for all. For everyone can apply them; and whoever does so will soon discover what life in every branch can be with their aid, and what it lacks without them. The results of supersensible knowledge, when properly employed in life, prove to be—not unpractical, but rather, practical in the highest sense.
One who does not himself intend to follow the path to higher knowledge, but is interested in the facts it reveals, can ask: How does the seer arrive at these facts? To such a one this book is intended to picture the path in such a way that even one not following it can nevertheless have confidence in the communications of the person who has done so. Realizing how the spiritual scientist works, he can approve, and say to himself: The impression made upon me by the description of this path to higher worlds makes clear why the facts reported seem reasonable. Thus this book is intended to help those who want their sense of truth and feeling for truth concerning the supersensible world strengthened and assured.

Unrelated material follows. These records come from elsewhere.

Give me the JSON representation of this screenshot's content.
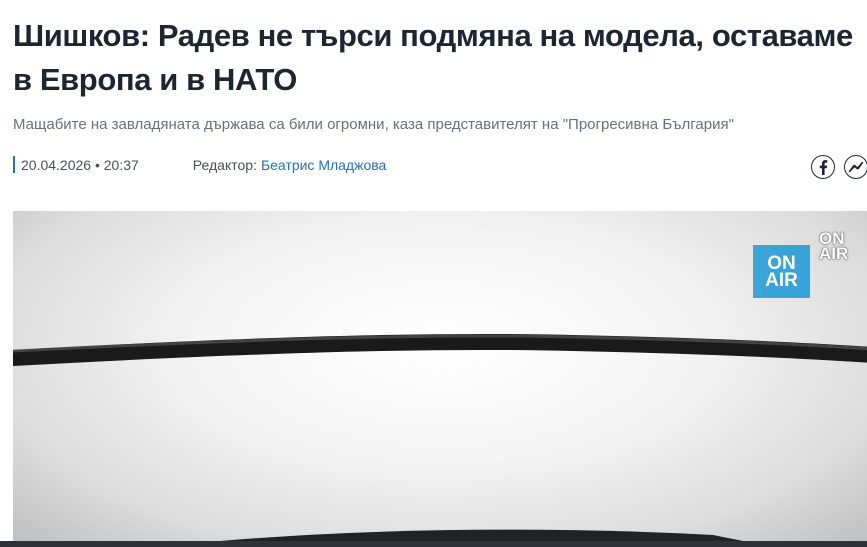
{
  "article": {
    "headline": "Шишков: Радев не търси подмяна на модела, оставаме в Европа и в НАТО",
    "subtitle": "Мащабите на завладяната държава са били огромни, каза представителят на \"Прогресивна България\"",
    "date": "20.04.2026 • 20:37",
    "editor_label": "Редактор:",
    "editor_name": "Беатрис Младжова"
  },
  "share": {
    "icons": [
      "facebook-icon",
      "messenger-icon"
    ]
  },
  "video": {
    "logo_line1": "ON",
    "logo_line2": "AIR",
    "ghost_line1": "ON",
    "ghost_line2": "AIR"
  },
  "colors": {
    "headline": "#1d2533",
    "accent": "#2a6fb5",
    "logo": "#2b9fd8"
  }
}
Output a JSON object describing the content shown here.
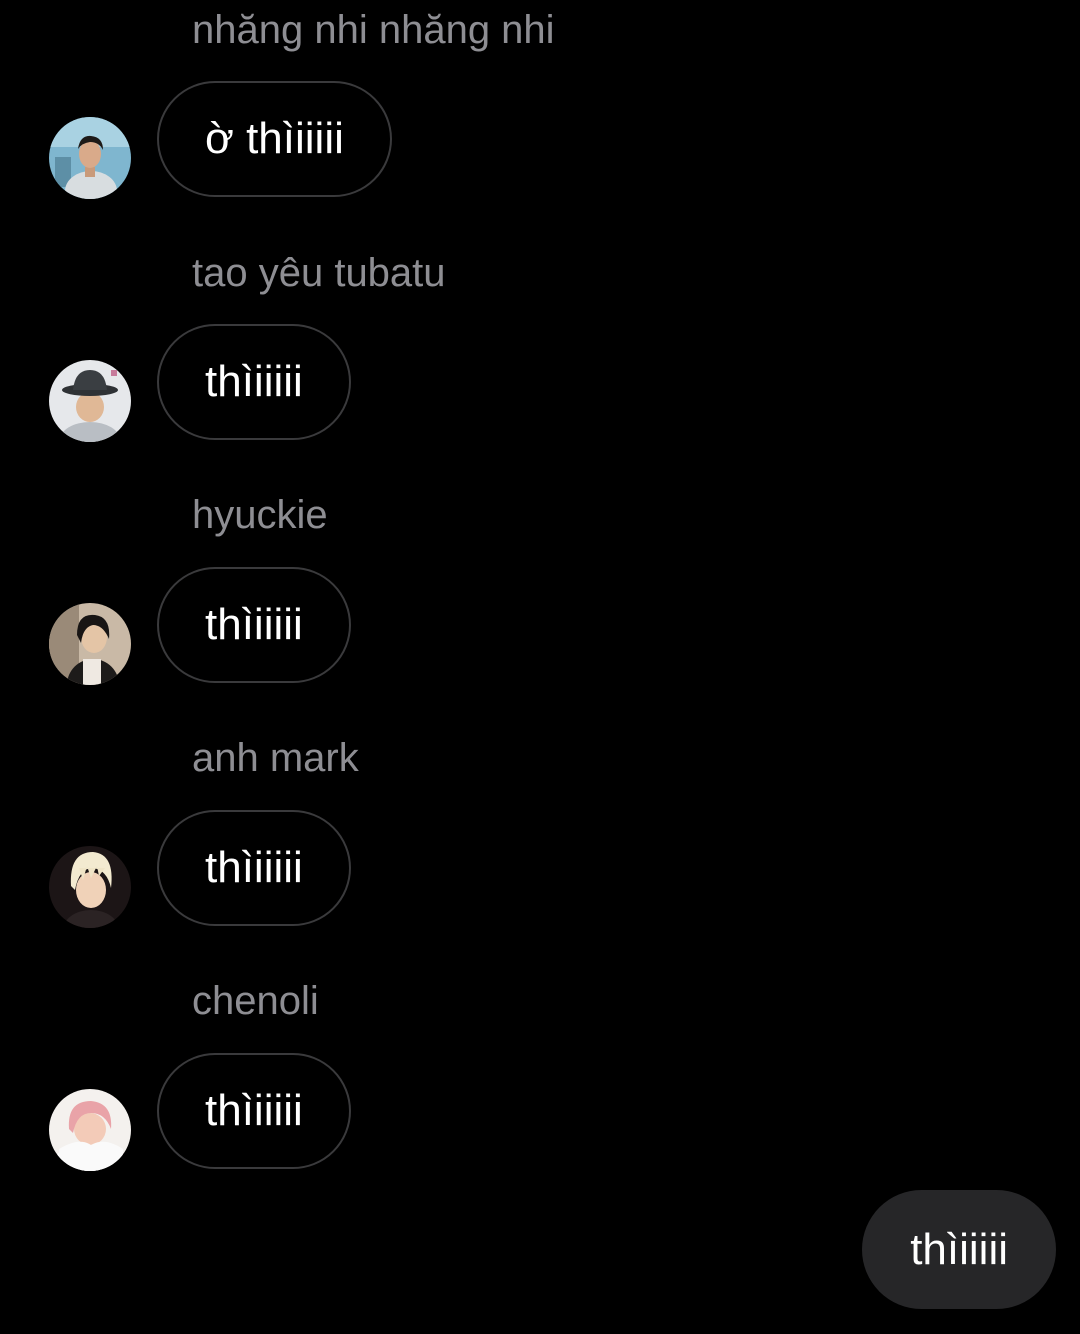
{
  "messages": [
    {
      "sender": "nhăng nhi nhăng nhi",
      "text": "ờ thìiiiii",
      "avatar_icon": "profile-photo-1"
    },
    {
      "sender": "tao yêu tubatu",
      "text": "thìiiiii",
      "avatar_icon": "profile-photo-2"
    },
    {
      "sender": "hyuckie",
      "text": "thìiiiii",
      "avatar_icon": "profile-photo-3"
    },
    {
      "sender": "anh mark",
      "text": "thìiiiii",
      "avatar_icon": "profile-photo-4"
    },
    {
      "sender": "chenoli",
      "text": "thìiiiii",
      "avatar_icon": "profile-photo-5"
    }
  ],
  "outgoing": {
    "text": "thìiiiii"
  },
  "colors": {
    "background": "#000000",
    "sender_name": "#8e8e93",
    "bubble_border": "#3a3a3c",
    "outgoing_bubble": "#262628",
    "text": "#ffffff"
  }
}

No less, however, does it aim to offer aid to those who themselves seek the way to supersensible knowledge. The truth of what is here set
forth will best be verified by those who achieve its reality within themselves. Anyone with this intention will do well to keep reminding himself that in an exposition on the development of the soul, more is called for than becoming acquainted with the substance, which is frequently the aim in other expositions. It is necessary to familiarize oneself intimately with the presentation. One must postulate the following: no single matter is to be comprehended only by means of what is said about the matter itself, but by means of much else that is disclosed concerning totally different matters. This will develop the conception that what is vital is to be found not in any single truth but in the harmony of all truths. This must be seriously considered by anyone intending to carry out the exercises. An exercise can be rightly understood and even rightly executed, and yet produce a wrong effect unless another be added to it—one that will resolve the one-sidedness of the first into a harmony of the soul. Whoever reads this book in an intimate way, so that the reading resembles an inner experience, will not merely familiarize himself with its content: one passage will evoke a certain feeling, another passage another feeling;
and in that way he will learn how much importance should be seen in the one or the other in the development of his soul. He will also find out in what form he should try this or that exercise, what form best suits his particular individuality. When one has to do, as is the case here, with descriptions of processes that are to be experienced, it is necessary to refer again and again to the content; for it will become manifest that much can be satisfactorily assimilated only after trial, which in turn reveals certain finer points that at first are bound to be overlooked.
Even those readers who do not intend to take the way prescribed will find much in the book that can be of service to the inner life, such as maxims, suggestions that throw light on various puzzling problems, and so on.
And those who have had experiences in their lives that serve, to some extent, as an initiation through life may derive a certain satisfaction from finding clarified through co-ordination what had haunted them as separate problems—things they already knew, but perhaps without having been able to consolidate them in adequate conceptions.